Part of the eye test is if you look the part in your underwear. It may sound funny, but combine prospects will be put in front of hundreds of people in nothing but their underwear, and scouts are looking to see how much they “look the part.” This really has to do with a healthy body composition. Body composition can refer to height, weight, circumference measurements and body fat percentage. Body fat percentage refers to the amount of lean muscle against the amount of body fat. This is calculated in percentages of total weight and how many pounds of lean body mass (muscle, bones, tissue, etc) and how many pounds of body fat a guy has on him. Healthy ranges will depend on the position. As a running back, receiver, or defensive back fat should be much lower than a lineman, but regardless the body fat percentage number is an important one. All positions should focus on increasing their lean body mass and reducing body fat percentage throughout training. Scouts may want “bigger” guys for positions, such as offensive and defensive linemen, linebackers, and tight ends, but they don’t want guys with a relatively high body fat percentage. Increasing lean mass through strength workouts is important, as is burning calories through conditioning. Some positions and guys may require more or less conditioning than others. However, it really depends on the individual.
Regardless, nutrition plays a very important role in body composition and most importantly, body fat percentage. Minimizing “unhealthy” foods, such as fast food and junk food, eating balanced meals (meals containing carbs, proteins and good fats) all throughout the day, drinking plenty of water, and taking proper sports nutritional supplements can all help reduce body fat percentage and make you look more like a NFL football player, one that is ready to enter the NFL and perform well. Not only will eating smarter help reduce body fat percentages, but it will also help give more energy on a daily basis. Most importantly, workouts can yield greater results from increased energy and focus.

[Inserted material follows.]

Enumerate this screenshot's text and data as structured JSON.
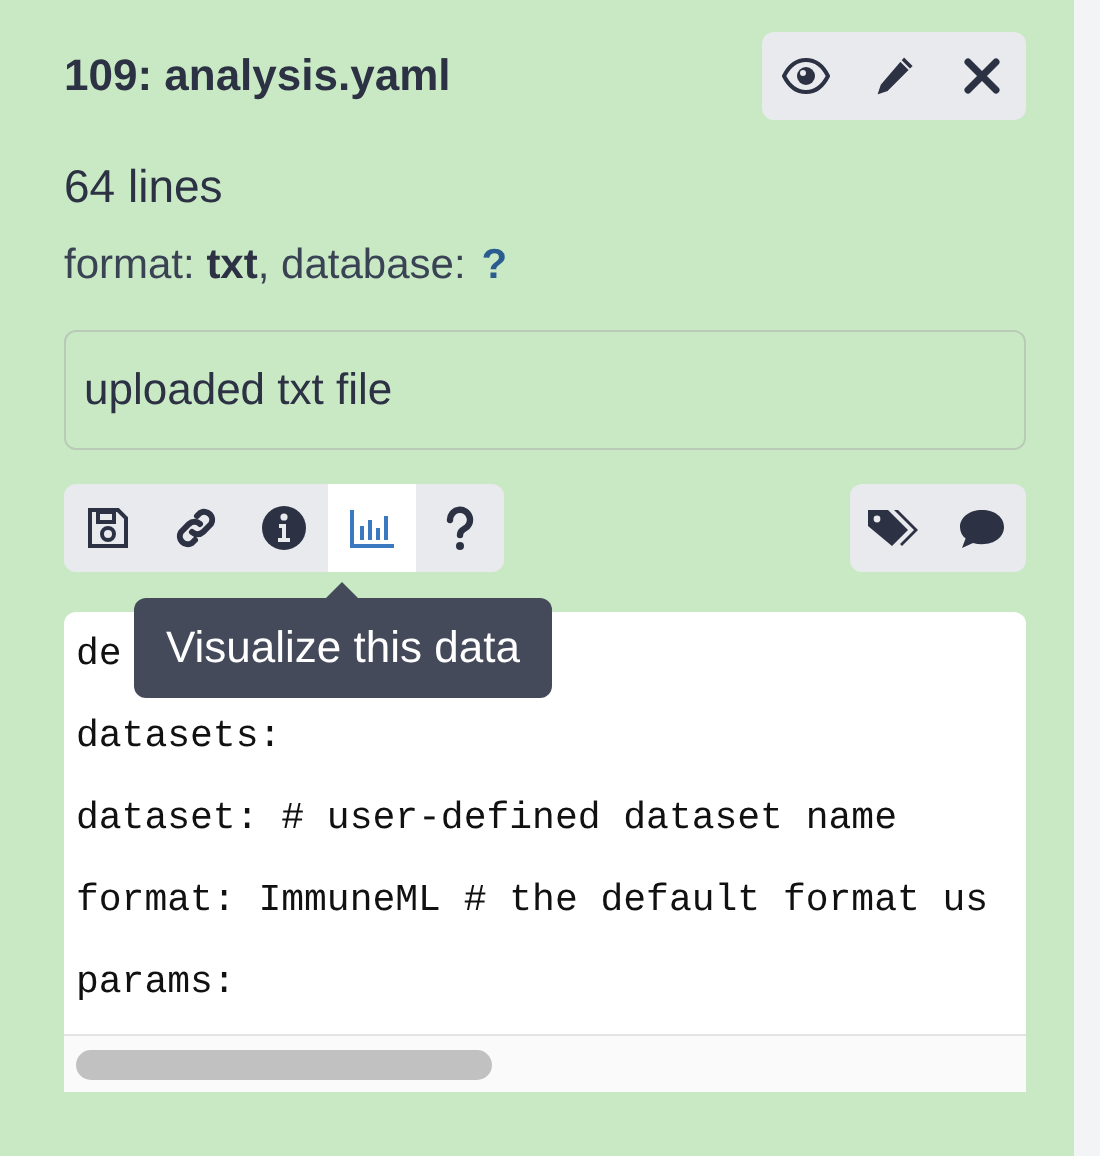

While looking the part physically is very important, guys must realize the enormity of performing at the NFL combine, and be prepared to have every little thing you do analyzed over and over. Being confident and understanding of this event will go a long way to assure scouts that you are ready to handle not only the NFL combine, but performing and succeeding in the NFL. This isn’t college anymore; guys are not big fish in a small pond. Everyone at the combine is a really big and talented fish, and you need to stand out to succeed. That being said, you have every right to be there as they do. Now, go out dominate at the NFL combine and dominate in your NFL career!!
Edited by Courtney VandeStreek